Two Pittsburgh police officers founded the Fraternal Order of Police in 1915

Celebrating The 100th Anniversary of the Fraternal Order of Police
By ESSENTIAL PITTSBURGH

canterburyClick above  to listen to the interview with National FOP President, Chuck Canterbury:

A century ago, two police officers from Pittsburgh decided they wanted better working conditions.
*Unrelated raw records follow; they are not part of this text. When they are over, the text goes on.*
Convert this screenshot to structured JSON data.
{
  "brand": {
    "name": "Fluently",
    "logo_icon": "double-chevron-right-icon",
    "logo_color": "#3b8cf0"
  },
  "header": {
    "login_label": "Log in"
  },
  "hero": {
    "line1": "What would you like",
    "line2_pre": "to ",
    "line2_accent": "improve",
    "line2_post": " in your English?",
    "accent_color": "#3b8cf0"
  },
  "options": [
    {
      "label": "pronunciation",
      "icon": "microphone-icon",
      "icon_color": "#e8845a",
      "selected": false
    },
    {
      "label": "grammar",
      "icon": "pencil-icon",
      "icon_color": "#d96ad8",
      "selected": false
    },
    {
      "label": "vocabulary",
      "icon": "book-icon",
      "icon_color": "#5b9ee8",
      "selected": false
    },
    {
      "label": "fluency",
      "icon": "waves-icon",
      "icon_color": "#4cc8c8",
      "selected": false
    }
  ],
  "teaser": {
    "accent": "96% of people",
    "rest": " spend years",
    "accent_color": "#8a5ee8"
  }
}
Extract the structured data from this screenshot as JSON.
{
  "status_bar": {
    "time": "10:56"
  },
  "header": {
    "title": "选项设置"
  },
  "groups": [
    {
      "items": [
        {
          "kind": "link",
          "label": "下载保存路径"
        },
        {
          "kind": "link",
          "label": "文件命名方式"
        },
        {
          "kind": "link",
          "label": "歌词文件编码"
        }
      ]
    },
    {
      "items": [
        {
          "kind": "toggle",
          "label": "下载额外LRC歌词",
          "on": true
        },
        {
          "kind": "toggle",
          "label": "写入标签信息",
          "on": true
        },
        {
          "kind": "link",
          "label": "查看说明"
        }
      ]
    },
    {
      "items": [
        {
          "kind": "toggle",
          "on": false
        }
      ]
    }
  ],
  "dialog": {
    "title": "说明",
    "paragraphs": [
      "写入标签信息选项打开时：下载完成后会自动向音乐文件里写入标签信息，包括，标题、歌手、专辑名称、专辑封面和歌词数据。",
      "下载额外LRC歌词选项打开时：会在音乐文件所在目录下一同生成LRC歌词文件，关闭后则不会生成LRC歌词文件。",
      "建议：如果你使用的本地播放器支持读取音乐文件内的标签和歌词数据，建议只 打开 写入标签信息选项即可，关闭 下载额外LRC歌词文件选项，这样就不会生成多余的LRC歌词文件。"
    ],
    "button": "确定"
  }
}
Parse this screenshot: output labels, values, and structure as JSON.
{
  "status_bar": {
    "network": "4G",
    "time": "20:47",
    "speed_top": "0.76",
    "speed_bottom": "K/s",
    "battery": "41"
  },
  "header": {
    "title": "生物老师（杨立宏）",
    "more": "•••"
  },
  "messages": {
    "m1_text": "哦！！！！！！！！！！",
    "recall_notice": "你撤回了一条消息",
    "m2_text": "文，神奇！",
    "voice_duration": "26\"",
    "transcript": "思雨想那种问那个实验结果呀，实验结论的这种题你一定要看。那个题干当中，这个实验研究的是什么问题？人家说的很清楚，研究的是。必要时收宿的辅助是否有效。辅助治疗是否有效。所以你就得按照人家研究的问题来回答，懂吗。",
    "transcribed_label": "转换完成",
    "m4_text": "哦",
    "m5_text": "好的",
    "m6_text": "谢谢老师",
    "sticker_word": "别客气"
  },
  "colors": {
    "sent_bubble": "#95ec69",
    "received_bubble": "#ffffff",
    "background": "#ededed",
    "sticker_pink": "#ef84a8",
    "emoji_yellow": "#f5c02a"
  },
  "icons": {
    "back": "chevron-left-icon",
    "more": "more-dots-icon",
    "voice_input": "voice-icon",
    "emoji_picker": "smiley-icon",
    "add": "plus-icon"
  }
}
They would go on to form the Fraternal Order of Police (FOP), which continues to advocate for police officers across the country.

This weekend, the FOP National Conference will be back in the city where the organization began, something that happens every quarter century, according to National FOP President Chuck Canterbury.

“We have a bid system four years out where our delegates actually vote for what city in America we want to go to,” Canterbury said, “and every time it comes on one of the 25th anniversary dates, nobody has ever bid except Pittsburgh.”

He said the organization, now with 325,000 members, originally developed to fit the specific needs of police officers.

“Something had to happen,” Canterbury said, “but they didn’t want to join any of the traditional unions, because they knew law enforcement would be different and that they wouldn’t be able to strike, they wouldn’t be able to not show up for work.”

He said it was not uncommon for police officers to work seven days a week with no overtime or benefits a century ago.

Although working conditions have improved, there are still plenty of challenges the FOP faces – including distrust of police in many cities.

“What we’ve been trying to do, for several years, is to express to our communities that we are just one spoke in the wheel,” he said. “If you don’t have a holistic approach to helping in those impoverished neighborhoods, law enforcement is not the answer.”

Direct input from officers in the field is one way to search for solutions to these problems, because they are the ones working most closely with the people, according to Canterbury.

“Rank and file police officers are working the streets of our city, and they know what’s going on,” he said. “So we’ve been an advocate to change as well, and we’re hoping that as this century, the second century of our existence, goes along, that we’ll be able to continue to do that.”

The above segment was broadcast during Essential Pittsburgh on August 6, 2015